Dr Jenkings has worked as a Ministerial Policy Adviser and is a Life Member of The University of Sydney Australia Union and University Alumni. She has successfully completed academic studies both nationally and internationally and her University honours and doctoral work centred on migrant settlers and women’s rights and empowerment. She has presented academic papers at national and international conferences, with works published locally and overseas.

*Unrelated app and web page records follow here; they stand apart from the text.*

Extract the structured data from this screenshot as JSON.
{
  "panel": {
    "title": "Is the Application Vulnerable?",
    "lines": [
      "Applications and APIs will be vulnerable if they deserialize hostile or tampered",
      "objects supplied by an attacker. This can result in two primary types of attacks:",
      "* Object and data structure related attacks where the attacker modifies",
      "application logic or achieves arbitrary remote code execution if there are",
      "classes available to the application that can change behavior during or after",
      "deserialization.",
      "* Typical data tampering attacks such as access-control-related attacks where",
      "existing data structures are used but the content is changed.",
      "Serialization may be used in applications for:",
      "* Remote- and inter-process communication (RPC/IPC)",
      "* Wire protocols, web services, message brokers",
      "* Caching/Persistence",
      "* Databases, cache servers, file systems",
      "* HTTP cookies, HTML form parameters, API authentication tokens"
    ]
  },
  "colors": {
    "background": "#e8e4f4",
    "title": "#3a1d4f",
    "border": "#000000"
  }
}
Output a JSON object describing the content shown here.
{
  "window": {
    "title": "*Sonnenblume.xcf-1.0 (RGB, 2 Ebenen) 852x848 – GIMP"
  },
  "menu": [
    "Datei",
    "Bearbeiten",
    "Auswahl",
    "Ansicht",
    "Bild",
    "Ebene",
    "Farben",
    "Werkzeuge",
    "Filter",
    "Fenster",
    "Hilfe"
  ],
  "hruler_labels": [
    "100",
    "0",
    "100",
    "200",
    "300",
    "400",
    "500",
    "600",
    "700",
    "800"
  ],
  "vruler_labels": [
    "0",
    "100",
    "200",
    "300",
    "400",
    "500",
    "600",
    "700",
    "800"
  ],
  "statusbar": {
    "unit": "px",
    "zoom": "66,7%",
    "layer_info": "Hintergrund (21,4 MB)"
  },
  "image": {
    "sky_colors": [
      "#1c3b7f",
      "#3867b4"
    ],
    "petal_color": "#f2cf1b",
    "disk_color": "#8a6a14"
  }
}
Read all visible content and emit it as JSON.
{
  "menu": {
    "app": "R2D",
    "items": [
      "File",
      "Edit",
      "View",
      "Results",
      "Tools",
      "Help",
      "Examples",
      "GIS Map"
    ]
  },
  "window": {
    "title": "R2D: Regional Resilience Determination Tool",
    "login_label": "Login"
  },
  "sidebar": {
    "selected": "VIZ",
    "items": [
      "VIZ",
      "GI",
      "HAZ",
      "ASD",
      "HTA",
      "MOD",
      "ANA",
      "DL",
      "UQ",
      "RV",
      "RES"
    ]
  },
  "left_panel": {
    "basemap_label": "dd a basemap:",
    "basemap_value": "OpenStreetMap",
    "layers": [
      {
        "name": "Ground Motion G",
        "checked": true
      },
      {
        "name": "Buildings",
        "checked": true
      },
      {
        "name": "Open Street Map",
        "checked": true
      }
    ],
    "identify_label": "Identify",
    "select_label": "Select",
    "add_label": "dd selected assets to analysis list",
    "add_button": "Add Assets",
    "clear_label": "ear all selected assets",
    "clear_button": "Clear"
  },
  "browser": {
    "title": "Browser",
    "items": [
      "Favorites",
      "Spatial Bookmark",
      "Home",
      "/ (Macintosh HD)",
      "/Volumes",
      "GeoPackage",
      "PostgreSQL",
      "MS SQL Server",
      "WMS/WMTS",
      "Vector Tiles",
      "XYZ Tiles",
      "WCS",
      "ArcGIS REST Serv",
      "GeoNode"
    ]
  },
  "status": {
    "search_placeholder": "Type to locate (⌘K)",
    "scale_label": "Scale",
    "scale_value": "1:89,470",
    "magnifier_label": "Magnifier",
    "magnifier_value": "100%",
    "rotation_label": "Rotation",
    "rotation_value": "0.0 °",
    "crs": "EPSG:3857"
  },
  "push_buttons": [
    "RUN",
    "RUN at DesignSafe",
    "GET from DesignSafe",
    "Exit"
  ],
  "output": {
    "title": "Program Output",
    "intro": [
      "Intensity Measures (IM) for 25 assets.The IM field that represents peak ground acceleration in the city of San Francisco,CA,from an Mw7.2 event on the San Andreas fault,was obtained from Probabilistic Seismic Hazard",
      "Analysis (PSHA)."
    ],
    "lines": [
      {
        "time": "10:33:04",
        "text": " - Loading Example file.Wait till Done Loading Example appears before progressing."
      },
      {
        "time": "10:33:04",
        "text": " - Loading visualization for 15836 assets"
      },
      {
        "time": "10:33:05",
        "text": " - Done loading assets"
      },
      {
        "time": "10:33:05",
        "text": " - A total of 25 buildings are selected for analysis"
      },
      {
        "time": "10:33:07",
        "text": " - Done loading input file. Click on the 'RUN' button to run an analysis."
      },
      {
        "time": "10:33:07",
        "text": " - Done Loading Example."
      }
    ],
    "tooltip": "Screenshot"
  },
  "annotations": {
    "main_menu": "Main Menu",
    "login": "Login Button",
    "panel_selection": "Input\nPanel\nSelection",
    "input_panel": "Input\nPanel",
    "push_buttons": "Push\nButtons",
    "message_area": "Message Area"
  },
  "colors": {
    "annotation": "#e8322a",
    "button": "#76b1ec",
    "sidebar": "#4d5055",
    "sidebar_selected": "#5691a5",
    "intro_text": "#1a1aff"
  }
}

Dr Jenkings presented a paper at the Academic Council on the United Nations System in New York on the importance of the Universal Declaration of Human Rights highlighting the significance of women empowerment and women's rights. Dr Jenkings is also an active member of the UN Women Australia and continues to work towards creating a fairer and safer world.